A very simple analysis would have identified for the engineer the controls which were then required.

I'd suggest a risk assessment on paper is next to worthless, if you're not applying the systematic approach of Think 6, Look 6!

 

 

 

Energy Isolation Guideline

Graham Marshall - Wednesday, March 21, 2012

Failures during the isolation and reinstatement of process plant are one of the main causes of loss-of-containment incidents which lead to spills, fires and explosions resulting in damage, death and destruction.

Therefore, very high standards of isolation and rigorous management control are required for plant isolation and reinstatement, particularly in Major Accident Hazard industries.

In order to promote higher standards of control, I'm posting a link to this publication from the UK Health and Safety Executive (UK HSE) which provides excellent advice on the general principles for safe process isolations.
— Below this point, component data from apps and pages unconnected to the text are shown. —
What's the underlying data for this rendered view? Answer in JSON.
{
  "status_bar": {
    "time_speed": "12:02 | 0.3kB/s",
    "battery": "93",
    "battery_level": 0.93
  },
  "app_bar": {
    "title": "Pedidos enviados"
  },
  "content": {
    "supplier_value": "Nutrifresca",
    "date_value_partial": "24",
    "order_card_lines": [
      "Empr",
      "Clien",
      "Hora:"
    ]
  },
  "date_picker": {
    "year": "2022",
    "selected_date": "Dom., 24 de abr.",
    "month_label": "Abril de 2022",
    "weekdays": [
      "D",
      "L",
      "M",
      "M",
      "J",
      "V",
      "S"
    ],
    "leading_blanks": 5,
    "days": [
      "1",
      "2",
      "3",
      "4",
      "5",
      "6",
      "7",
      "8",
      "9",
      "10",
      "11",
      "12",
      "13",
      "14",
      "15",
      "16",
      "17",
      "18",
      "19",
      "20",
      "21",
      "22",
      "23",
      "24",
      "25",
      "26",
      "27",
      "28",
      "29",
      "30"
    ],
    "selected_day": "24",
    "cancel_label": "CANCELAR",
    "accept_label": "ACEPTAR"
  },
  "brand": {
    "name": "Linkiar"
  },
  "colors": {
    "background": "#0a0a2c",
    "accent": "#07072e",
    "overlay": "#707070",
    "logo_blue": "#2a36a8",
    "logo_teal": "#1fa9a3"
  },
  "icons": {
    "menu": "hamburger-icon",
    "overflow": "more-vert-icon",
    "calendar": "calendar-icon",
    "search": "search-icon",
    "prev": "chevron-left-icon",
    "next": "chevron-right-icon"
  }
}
The document explains how to isolate plant and equipment safely; and how to reduce the risk of releasing hazardous substances during intrusive activities such as routine maintenance, sampling operations and shut-downs.

The guideline illustrates a method for selecting ‘baseline’ process isolation standards and outlines the typical prevention and escalation control measures which are needed to manage isolation failures.

The UK HSE suggests that the document  is intended for use as a reference to assist duty holders to develop, review and enhance their own isolation standards and procedures.

The guidance applies to the following industries:

+   The onshore and offshore oil and gas industry;

+   Chemical manufacturing; and

+   Pipelines associated with these industries.

It also has general application to all industries where process isolations are made, and applies to mobile offshore drilling units and onshore drilling units as well.

To access this excellent guideline document, simply click here.


Recent Posts


Tags

BP Pollution prevention PPE Hess Crane lifts Work in Confined Spaces Hazard Spotting Salute to Our Hero's one per center Chevron OSHA MSDS Nautronix UK HSE SPE HSE Innovation Award Safe Operating Procedure (SOP) Shell Job Safety Analysis Walking Safety Moment Construction Safety Catostrophic Disaster Procedures Unconventional Oil Road Transport Risk Management IFAP Process Hazard Management WMC Resources Mining Occupational Overuse Syndrome Drilling Thank God it's Friday Best bars in the oil patch Coal Seam Gas CSB Hazard Awareness Driving Safety Working with explosives Safety Alert Isolation Control Hospital Safety Supervision Fire Prevention Natural Hazard Unconventional Hydrocarbons Risk Tool Box Energy Model of Hazards Radiation Sources Health Excavations Safety Management Program Marine Safety Psycho-social Hazards Management of Change Safety Information Posters Water Corporation NOPSA Rosedale Abbey Electrical hazards Behaviour-based Safety (BBS) Woodside NORM Risk Assessment Slips, trips and falls Rail Safety OHS Law Oil Spill Response Social Responsibility Farm safety Unconventional Gas Kellogg Joint Venture Safety Culture Survey Aviation Safety TK Shipping Fatigue Management HSE Leadership ENI Australia Total Safety Video Hazardous Substances APPEA Raspberry Ketones Scam Emergency Response ALARP NOPSEMA BHP Billiton Workplace bullying Hierarchy of Safety Control Toolbox talk Sakhalin Energy US OSHA Office Safety Santos Manual handling Bio-hazards Hot work Situational Awareness Kinetic Energy Shale Gas Hydraulic Fracturing ("fracking") WA Resources Safety Safety PowerPoint Presentation Incident Investigation Working at height Global Harmonized System Contract Risk Management Australian OSH Codes of Practice Procedure Training Course Railway Safety Safety "one per-center's" Nanotechnology Call Centers Safe at Home Save our Seafarers Campaign Customer Testimonial LOTO Manufacturing Newfield Ladder Safety WorkSafe WA Safety Awards Safety Conference

Archive

Blog / Terms of Use / Site Map / Disclaimer / Risk Management Tool Box 2009. All rights reserved. Web design by Luminosity. E-Commerce by JStores.